NASHVILLE, TENN., March 17th. – The state’s construction industry today expressed opposition to Metro legislation, 2021-676, that would radically change Metro Nashville’s procurement code and construction industry standards, saying the measure is based on non-objective and unsubstantiated data that do not accurately reflect the state of the industry or its record in Nashville and could tilt the balance of the Procurement Board, which plays a major role in awarding Metro contracts, against merit shop contractors and workers.
“This legislation hurts the very people it is intended to help, the workers of Nashville. The legislation invades the privacy of local workers and requires compliance with extreme safety standards that are undefined, do not currently exist, and for which Metro is without authority to promulgate. It will increase construction costs for the city and kill local construction jobs. Safety and fairness in contracts are our members’ number one priority and mission, but in accomplishing that goal, this legislation monumentally gets it wrong,” said Associated Builders and Contractors Greater Tennessee Chapter President and CEO, Clay Crownover.
The proposed ordinance uses state and federal safety and employment regulations and data in a manner that it was neither designed nor intended to be used. As an example, a single serious OSHA violation is not a reliable predictor of safety performance on a specific project. As a matter of fact, serious violations do not disqualify a construction project from participating in OSHA’s nationally recognized Voluntary Protection Program (VPP), a program developed to recognize only the safest sites in the nation. Therefore, it is illogical for Metro government and the Metro council to prohibit a construction firm from bidding on project based on the issuance of a single serious violation. Doing so would potentially disqualify construction companies with years of experience in OSHA’s VPP program from bidding on work.
In addition, the implication from a number of union groups and union support groups that construction work in Nashville, and in Tennessee, is more hazardous than other parts of the country is simply not true. The construction industry injury rates for Tennessee, as published by the US Department of Labor, Bureau of Labor Statistics, are below the national average. The fatality rates for Tennessee are above the national rate but below the average when compared to the southeastern states. In addition, approximately half of the reported work-related fatalities recorded in Tennessee were really transportation incidents, which are unrelated to construction job site facilities.
The legislation creates the requirement that direct employment must be offered to every temporary worker who works on a Metro Nashville project for thirty days, which Metro Nashville does not have the legal authority to mandate.

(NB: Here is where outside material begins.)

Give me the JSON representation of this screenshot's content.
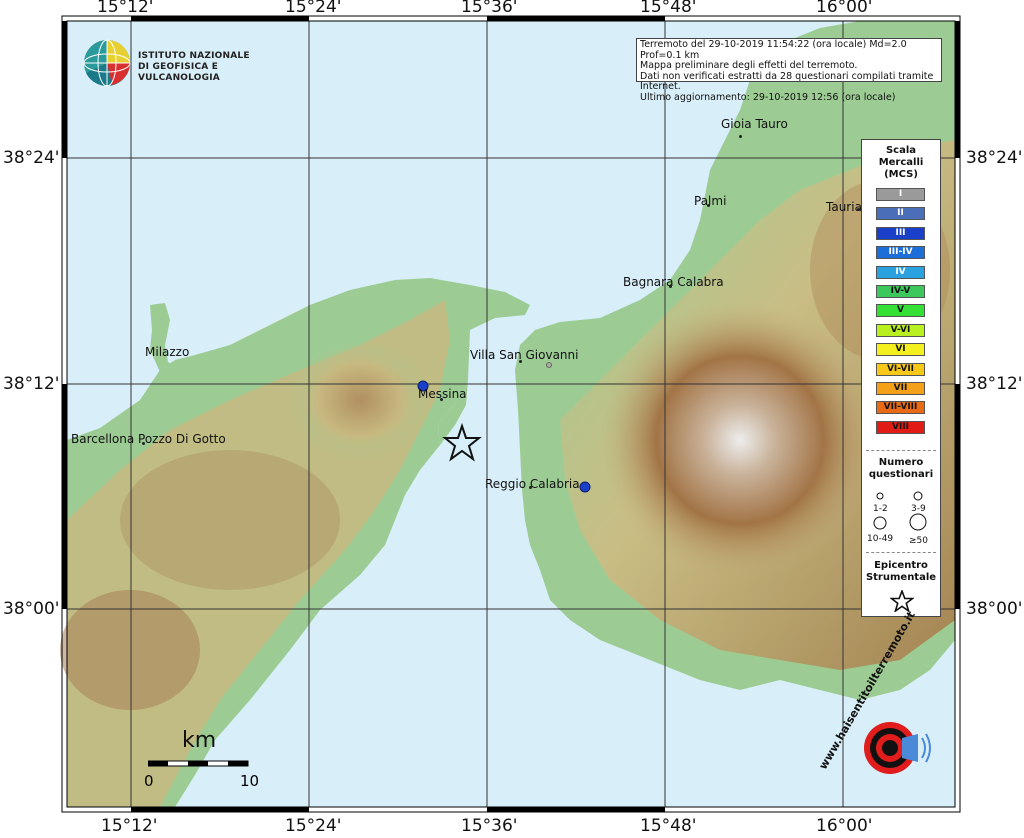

Another aspect of the legislation would require contractors to allow third-party entities chosen by Metro to review and investigate compliance with the new law.
“While Metro government procurement office may have the right to inspect payroll records that have been properly redacted to protect privacy, the construction industry is vehemently opposed to mandating or allowing any third-party entity to review and investigate compliance with this proposal,” said Crownover. “We believe it is grossly unjust to allow metro government to impose additional and burdensome requirements on the construction industry to be used by outside, unsupervised, agenda-driven third-party entities to determine compliance with the new legislation. Additionally, worker’s privacy is of the utmost importance and this legislation could put those worker protections in peril.”
Crownover concluded, “This legislation likely violates the legal and privacy rights of construction firms and workers, will drive Metro Nashville construction costs through the roof and will ultimately lead to Metro Nashville facing extreme difficulty obtaining a sufficient number of construction contractors to perform metro’s construction work.
Unfortunately, the metro council has been pressured into introducing legislation that would drastically change the Nashville construction market on behalf of unions and other organizations that make up less than 15% of the construction workforce. This is their effort to stifle growth and recapture their market share, which will ultimately result in the loss of local Nashville construction jobs.”
Associated Builders and Contractors (ABC) is a national trade association representing 21,000 members from more than 19,000 construction and industry-related firms. Founded on the merit shop philosophy, ABC and its 69 chapters help members develop people, win work and deliver that work safely, ethically and profitably for the betterment of the communities in which they work. Visit us at www.abctennessee.com.
Associated Builders and Contractors of Greater Tennessee